The L’Oréal heiress, who died in 2017, was one of the major clients of French haute couture. As Netflix creates buzz with the docu-series ‘The Bettencourt Affair: Scandal among the richest woman in the world’, we look back at her most emblematic looks over the years.
After the death of Coco Chanel in 1971 and before the arrival of Karl Lagerfeld ten years later, the house on rue Cambon looked more like a mausoleum than a flagship of haute couture. Fortunately, some very wealthy customers remained loyal to Chanel Tweed. “Liliane Bettencourt continued to hand out copious tips on each visit (in the shop at 31 rue Cambon). The workers quickly closed their hands when they came into contact with the stacks of banknotes, not daring to look to see if it was Delacroix. (100 francs) or Pascal (500 francs). Sometimes, if one of them managed to warn her friends about the arrival of the L’Oréal heiress, they would suddenly all come running to take a closer look at this dear customer, whose smallest suit required on average almost a month of work (150 hours) ..” (in Behind the scenes of haute couture, by Martine Cartégini, ed. Hugo Publisher)
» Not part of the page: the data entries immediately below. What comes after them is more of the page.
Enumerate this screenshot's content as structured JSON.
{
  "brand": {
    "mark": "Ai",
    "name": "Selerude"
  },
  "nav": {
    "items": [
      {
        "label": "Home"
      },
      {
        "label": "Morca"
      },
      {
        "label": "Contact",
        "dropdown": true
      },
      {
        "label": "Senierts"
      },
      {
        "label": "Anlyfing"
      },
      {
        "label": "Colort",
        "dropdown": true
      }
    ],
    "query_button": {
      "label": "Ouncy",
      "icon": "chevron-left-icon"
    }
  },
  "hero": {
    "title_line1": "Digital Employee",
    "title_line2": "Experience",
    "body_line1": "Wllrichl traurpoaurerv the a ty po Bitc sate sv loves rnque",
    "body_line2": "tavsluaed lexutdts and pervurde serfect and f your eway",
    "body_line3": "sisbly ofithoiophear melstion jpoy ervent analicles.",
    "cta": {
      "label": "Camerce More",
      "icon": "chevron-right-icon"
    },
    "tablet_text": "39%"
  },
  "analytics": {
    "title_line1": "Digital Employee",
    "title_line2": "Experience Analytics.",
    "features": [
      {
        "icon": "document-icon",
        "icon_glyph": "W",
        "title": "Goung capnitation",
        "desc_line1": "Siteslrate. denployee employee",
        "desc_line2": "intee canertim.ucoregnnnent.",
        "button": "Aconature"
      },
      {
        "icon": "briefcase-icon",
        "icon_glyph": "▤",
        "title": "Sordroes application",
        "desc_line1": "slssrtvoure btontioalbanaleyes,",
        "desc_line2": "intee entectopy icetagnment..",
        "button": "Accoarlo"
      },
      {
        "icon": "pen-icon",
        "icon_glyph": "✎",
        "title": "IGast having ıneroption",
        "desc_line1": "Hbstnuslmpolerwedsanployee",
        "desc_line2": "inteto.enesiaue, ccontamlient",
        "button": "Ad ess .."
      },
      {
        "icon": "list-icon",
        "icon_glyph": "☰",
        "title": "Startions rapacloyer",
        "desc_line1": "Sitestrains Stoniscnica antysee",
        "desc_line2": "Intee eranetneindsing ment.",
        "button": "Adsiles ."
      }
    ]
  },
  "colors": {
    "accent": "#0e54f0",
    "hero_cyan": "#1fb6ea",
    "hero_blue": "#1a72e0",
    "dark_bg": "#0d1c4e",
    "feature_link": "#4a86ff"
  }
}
Liliane Bettencourt was still discreet in the media when, in 1957, at the age of 35, she inherited the L’Oréal family group from her father Eugène Schueller. But over the years she will print the film of her Ava Gardner melodies and her style that is both classical and jet set. From charity dinners to evenings at the Opera, she marked the history of French haute couture, an unconditional fan of Chanel, but also of Hermès, of which she wore a silk scarf around her neck.
His billionaire wardrobe includes many fur coats, trapeze coats from Pierre Cardin, floral dresses from Ungaro, but also very beautiful suits from Giorgio Armani. It was also during the Italian designer’s fashion show in January 2011 that the reconciliation between Liliane Bettencourt and her daughter Françoise Bettencourt-Meyers was orchestrated…
Passionate about jewelry and especially earrings that emphasized her impeccable blow-dry in all circumstances, the heiress had housed part of her collection in a safe of the BNP Paribas agency opposite the Garnier Opera House, the lavish contents of which will be revealed to everyone in 2009. by a bailiff in the context of the investigation into François-Marie Banier. The 1.20 m strong case contains about thirty exceptional pieces of diamonds, emeralds and rubies (some jewels left by his parents)… and even a bag containing a handful of never-mounted diamonds.